Last October, the Rosetta probe discovered oxygen on comet Tchouri. A study published in The Astrophysical Journal Letters today demonstrates that this oxygen is « older than the solar system, and comes from the interstellar medium ».
Comets are aggregates of small grains of ice formed in the protosolar nebula (the cloud of gas and particles that eventually gave rise to our solar system). Tchouri, aka comet 67P / Churyumov-Gerasimenko is a famous one. And for good reason, in October 2015, a team of researchers announced the news: There is an abundance of molecular oxygen (O2) in the hair of comet Tchouri. Today, a CNRS team led by Olivier Mousis, demonstrated that this oxygen was « older than the solar system and comes from the interstellar medium ». In a report published in the journal The Astrophysical Journal Letters, the researcher states:
“Oxygen would have been formed from water molecules broken by the bombardment of galactic cosmic rays when they were in the form of grains of ice located in the interstellar cloud which preceded the formation of the protosolar nebula. The oxygen molecules thus formed would have stabilized during their inclusion in the holes created in the water ice by the bombardment of galactic cosmic rays. These grains of ice would then have been transported to the outer parts of the protosolar nebula, and would have agglomerated to form comets.“.
Oxygen yes, but solid oxygen. Indeed, assuming that Tchouri still releases oxygen today when the ice that composes it melts under the effect of solar radiation, this means that the water of the comet has remained in its solid form since its formation. . If the ice had melted, the oxygen would have been released. From this fact, we can deduce that the temperature of the ice that makes up Tchouri never rose above 150°K (the sublimation temperature of water ice).

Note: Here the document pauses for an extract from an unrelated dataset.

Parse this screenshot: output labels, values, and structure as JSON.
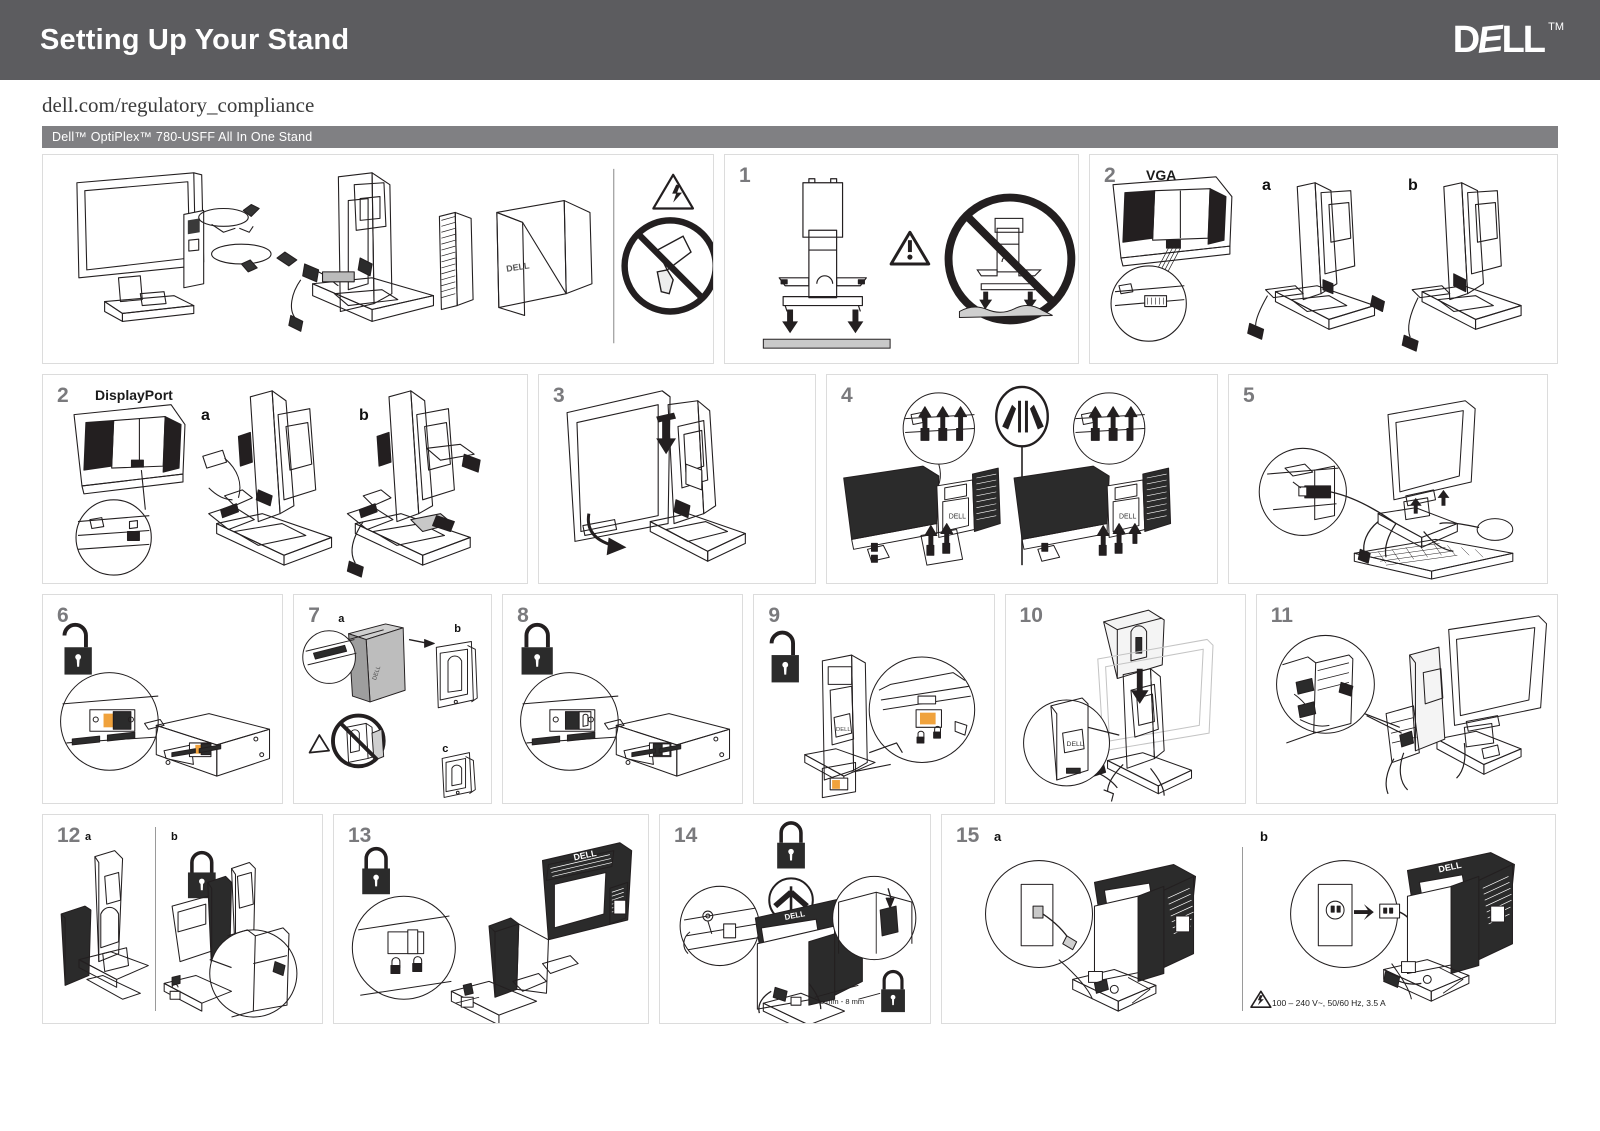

In the solar system, the smaller a body, the less it has evolved. As pointed out Olivier Mousis : “Comets therefore allow us to better understand the origin of the solar system, or even to know whether they participated in the appearance of life on Earth. »